contrasting the excitement for consuming the newest products
(pollution through production) was an other inspiration to combine
natural with manufactured elements, aesthetically as well as in the
- How do you resolve the matter of being a Western artist working in
I don't know if there is anything to resolve. It provides a chance to
engage with something new, which sets my experience, myself and in the
end my work apart from most other artists and designers in the world.
There were and are personal issues to address of how to develop a new
aesthetic true to myself and my new environment. Funny enough, in the
beginning I was given the impression that I had an advantage of being
a foreign designer here in China. I easily got credibility. Very
recently the tables have turned. There seams to be a new sudden,
wildly urge to find China's exotic super designer of tomorrow and with
a foreign passport, I am now often excluded from competitions. Either
way has no relevance to the quality of the design but the
differentiation and exclusivity has become a marketing tool, following
the trend of the Arts.
- I read that you used to design Italian kitchens. Is there any
specific reason why you chose to concentrate on designing furniture
upon moving to Shanghai?
I moved to China for a tempting product design position. I had 70
products produced with the first two years. It was a very condensed
experience but soon I didn't feel comfortable anymore throwing one low
value product after the other into the world. Products often end up in
drawers and most of the time have a much shorter lifespan than
furniture. Furniture occupies a beautiful space in between the body

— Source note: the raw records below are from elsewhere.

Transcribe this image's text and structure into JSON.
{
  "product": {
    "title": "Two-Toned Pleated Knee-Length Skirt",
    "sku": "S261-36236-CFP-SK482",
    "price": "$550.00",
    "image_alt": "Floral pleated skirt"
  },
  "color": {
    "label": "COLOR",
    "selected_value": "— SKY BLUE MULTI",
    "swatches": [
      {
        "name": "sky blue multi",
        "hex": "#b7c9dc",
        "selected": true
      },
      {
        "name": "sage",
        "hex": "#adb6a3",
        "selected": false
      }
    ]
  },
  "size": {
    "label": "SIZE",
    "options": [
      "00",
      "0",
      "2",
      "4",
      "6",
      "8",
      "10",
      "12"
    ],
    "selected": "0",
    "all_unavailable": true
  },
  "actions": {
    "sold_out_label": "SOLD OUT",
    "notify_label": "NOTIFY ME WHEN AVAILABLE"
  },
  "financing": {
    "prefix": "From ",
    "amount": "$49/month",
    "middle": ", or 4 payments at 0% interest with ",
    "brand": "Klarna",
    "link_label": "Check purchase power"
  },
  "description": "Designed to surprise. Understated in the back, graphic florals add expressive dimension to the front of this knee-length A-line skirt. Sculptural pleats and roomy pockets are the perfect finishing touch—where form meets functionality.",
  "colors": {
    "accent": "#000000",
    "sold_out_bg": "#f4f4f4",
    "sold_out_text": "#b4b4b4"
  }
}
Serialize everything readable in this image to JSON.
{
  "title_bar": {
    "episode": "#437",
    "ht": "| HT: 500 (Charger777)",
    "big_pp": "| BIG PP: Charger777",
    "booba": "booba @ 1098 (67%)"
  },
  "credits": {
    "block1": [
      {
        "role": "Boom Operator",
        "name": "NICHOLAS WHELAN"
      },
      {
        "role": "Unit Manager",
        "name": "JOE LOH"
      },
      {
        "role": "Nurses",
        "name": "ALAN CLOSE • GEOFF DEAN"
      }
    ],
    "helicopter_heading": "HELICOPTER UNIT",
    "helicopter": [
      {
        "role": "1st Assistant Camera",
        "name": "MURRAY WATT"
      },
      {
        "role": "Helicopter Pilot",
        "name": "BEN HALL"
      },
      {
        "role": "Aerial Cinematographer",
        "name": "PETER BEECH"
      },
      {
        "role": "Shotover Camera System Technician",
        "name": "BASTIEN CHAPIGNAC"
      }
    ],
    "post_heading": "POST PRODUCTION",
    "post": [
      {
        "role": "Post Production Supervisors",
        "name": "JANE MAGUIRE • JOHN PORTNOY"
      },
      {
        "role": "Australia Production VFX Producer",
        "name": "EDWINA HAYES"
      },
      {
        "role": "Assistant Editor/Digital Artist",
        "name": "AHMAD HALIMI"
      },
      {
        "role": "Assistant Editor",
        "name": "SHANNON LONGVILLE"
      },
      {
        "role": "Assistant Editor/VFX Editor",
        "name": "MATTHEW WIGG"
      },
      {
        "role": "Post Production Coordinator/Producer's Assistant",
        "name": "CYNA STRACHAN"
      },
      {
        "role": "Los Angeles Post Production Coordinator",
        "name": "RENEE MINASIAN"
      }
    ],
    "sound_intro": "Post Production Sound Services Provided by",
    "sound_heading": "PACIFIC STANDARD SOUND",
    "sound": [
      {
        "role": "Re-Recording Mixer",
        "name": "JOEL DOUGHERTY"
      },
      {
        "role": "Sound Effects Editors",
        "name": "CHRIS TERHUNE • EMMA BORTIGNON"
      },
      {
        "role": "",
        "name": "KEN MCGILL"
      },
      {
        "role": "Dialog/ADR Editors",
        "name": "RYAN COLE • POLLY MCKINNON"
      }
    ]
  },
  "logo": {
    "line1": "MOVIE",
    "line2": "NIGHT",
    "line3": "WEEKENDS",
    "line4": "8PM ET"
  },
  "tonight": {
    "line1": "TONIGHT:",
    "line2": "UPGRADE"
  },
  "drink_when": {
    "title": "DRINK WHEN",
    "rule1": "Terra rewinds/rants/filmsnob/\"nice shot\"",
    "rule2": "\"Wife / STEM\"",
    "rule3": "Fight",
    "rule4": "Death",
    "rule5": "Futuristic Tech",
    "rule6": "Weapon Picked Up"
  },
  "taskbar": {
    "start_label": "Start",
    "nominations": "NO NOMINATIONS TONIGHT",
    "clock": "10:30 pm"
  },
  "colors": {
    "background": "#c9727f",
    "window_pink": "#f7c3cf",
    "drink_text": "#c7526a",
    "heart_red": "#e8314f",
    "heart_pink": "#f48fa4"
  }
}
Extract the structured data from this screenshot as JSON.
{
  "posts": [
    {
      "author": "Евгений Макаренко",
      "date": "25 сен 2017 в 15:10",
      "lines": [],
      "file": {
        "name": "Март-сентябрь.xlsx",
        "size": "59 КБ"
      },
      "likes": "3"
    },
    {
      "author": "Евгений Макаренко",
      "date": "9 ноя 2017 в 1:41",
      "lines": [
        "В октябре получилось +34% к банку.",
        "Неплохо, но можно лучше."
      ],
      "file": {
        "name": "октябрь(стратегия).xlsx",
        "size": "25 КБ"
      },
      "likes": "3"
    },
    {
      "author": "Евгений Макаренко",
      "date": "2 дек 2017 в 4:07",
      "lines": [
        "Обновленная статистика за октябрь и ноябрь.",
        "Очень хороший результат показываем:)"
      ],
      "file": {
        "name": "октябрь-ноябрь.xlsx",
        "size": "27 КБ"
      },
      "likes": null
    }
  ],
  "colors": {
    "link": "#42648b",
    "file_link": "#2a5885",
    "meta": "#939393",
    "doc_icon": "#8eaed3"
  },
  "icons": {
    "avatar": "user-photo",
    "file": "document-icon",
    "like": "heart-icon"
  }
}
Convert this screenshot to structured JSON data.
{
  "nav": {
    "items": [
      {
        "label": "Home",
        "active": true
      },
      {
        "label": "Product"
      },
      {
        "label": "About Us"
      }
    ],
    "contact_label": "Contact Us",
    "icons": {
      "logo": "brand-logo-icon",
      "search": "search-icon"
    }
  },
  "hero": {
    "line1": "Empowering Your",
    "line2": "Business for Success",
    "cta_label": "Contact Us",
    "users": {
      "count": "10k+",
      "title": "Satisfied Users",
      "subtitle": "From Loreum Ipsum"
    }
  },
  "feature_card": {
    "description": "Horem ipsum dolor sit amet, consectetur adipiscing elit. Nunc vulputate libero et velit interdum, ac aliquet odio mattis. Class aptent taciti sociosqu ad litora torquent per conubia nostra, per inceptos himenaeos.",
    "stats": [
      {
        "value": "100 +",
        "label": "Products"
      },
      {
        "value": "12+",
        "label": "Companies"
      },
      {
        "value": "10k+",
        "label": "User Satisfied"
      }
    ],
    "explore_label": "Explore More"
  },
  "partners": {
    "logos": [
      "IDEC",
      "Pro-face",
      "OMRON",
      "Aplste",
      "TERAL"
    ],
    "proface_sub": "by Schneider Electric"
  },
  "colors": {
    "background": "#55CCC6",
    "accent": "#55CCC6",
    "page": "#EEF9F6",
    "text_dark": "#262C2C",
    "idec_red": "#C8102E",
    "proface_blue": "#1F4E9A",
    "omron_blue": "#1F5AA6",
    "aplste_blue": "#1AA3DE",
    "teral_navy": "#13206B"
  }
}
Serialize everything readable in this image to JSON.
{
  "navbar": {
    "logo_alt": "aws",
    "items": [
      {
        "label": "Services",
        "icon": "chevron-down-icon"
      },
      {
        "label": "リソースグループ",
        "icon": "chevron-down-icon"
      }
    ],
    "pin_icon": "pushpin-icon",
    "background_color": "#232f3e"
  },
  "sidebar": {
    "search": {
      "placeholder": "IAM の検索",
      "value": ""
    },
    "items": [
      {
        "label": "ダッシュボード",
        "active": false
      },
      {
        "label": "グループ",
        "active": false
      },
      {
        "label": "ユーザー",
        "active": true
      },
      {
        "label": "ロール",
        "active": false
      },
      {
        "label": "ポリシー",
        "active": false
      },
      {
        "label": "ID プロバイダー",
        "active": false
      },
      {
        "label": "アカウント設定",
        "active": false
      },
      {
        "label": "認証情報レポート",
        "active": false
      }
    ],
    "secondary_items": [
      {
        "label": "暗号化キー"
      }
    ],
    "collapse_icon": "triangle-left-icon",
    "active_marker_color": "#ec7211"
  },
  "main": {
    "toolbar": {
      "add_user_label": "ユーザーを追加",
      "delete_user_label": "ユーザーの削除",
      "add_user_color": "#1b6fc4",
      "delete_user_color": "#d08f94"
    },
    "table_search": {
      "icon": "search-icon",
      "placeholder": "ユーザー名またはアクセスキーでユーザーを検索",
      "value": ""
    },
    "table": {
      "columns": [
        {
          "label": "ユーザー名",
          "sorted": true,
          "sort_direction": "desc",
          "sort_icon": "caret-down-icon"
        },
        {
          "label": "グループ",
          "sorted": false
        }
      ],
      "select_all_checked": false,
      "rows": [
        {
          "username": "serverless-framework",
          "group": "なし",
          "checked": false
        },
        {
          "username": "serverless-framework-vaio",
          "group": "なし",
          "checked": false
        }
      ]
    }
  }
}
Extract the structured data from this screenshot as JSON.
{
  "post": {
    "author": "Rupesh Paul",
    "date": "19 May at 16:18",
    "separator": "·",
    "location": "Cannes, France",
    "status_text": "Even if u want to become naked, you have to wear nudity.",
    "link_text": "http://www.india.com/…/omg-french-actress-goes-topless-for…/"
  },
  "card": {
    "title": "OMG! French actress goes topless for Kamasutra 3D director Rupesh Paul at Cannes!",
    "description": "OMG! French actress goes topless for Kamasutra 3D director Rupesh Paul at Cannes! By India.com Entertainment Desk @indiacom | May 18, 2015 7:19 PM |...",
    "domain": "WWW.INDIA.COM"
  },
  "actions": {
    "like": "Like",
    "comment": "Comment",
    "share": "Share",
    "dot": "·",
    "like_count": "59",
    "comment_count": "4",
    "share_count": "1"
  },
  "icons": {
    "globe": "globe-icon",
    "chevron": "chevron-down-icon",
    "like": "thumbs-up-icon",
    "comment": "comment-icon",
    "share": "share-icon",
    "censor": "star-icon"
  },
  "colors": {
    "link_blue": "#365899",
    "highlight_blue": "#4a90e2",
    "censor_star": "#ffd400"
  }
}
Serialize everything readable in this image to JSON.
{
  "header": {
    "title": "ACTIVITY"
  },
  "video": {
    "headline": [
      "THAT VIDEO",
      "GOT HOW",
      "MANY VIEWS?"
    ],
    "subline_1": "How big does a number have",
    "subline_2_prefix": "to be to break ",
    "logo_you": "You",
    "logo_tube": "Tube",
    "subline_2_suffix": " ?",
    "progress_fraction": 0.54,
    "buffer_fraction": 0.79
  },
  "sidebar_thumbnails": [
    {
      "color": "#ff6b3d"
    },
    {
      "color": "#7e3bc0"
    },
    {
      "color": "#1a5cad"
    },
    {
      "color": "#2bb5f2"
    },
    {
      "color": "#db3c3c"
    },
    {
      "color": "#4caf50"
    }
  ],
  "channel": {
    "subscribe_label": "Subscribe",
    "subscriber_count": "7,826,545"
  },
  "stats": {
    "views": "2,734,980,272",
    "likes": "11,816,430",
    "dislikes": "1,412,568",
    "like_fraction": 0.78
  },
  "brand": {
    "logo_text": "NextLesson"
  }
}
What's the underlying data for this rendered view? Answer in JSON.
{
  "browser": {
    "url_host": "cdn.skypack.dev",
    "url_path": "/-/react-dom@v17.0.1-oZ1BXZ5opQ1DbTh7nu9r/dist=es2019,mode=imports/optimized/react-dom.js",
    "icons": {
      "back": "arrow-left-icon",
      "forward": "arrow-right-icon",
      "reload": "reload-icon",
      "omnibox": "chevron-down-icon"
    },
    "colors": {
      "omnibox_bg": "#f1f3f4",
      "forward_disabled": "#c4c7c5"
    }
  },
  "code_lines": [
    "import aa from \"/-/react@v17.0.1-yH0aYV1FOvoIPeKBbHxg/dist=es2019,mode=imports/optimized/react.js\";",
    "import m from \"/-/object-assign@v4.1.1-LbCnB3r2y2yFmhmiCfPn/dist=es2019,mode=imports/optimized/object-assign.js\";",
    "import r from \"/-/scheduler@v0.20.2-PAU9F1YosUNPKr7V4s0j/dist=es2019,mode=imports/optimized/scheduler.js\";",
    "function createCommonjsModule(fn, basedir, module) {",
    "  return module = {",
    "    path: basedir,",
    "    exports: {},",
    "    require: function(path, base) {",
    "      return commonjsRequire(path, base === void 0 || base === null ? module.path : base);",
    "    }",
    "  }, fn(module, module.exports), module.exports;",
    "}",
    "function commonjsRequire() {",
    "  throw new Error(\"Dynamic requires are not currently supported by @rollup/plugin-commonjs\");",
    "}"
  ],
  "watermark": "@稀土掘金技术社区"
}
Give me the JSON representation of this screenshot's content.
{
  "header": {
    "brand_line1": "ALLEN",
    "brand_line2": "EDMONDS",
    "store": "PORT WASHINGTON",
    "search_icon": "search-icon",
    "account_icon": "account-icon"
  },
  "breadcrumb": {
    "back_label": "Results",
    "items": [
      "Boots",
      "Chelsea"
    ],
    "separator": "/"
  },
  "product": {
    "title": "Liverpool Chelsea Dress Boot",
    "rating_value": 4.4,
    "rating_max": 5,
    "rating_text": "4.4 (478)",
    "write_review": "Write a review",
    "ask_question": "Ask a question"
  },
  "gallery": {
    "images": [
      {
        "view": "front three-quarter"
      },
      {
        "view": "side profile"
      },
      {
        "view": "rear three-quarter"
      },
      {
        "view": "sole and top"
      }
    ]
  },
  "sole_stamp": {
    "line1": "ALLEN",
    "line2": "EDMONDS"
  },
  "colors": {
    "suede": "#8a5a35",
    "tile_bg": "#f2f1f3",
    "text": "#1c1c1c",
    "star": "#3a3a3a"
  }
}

and the environment/architecture communicating between the two. It is
always exposed as oppose to products of occasional use. Good furniture
gains value over time whereas electronics for example loose value fast
and with it fades its design.
- The wood in your furniture is quite beautiful. Is there anything
you distinctly look for when choosing wood for your pieces? Do you
feel this is important?
Of course. Design is all in the detail and the material is one
important detail. I love the idea of creating colourful pieces with
natural materials. All the wood is naturally finished, showing it's
original colour and grain. I handpick the veneer for the first
samples. Since it is a natural material, the grain shape and width,
the contrast and colour can vary a lot. Getting it right can make a
- Recently, the lines between art and design have increasingly worn
thin. Do you feel any need to categorize your work as one or the other?
Historically a differentiation between the two didn't exist. The
distinction is a product of the industrialization. The consumer/
market has more power and is demanding certain product in a certain
style. In a way, addressing a brief (designing) is a lot easier than
setting your very own guidance as an artist. For MÜ I have fully
followed my own call but I have still created functional and sellable
pieces. I guess there, I felt for the first time that I was touching
the border between design and art. The pieces, I am working on now, I
consider much more as art. They will be exhibited in a gallery and be
communicating pieces of my thought process. I often think, it is a
waist of time that everybody spends so much time thinking and talking
about the difference between art and design. However, I think there is
a difference. Maybe we just need a new word for the people that work
in the grey zone "dancing on both parties" - perhaps creators - then
it can be easily confused with curators...great, another blurry zone...
- Twelve Experimental Exhibitions – A Documented History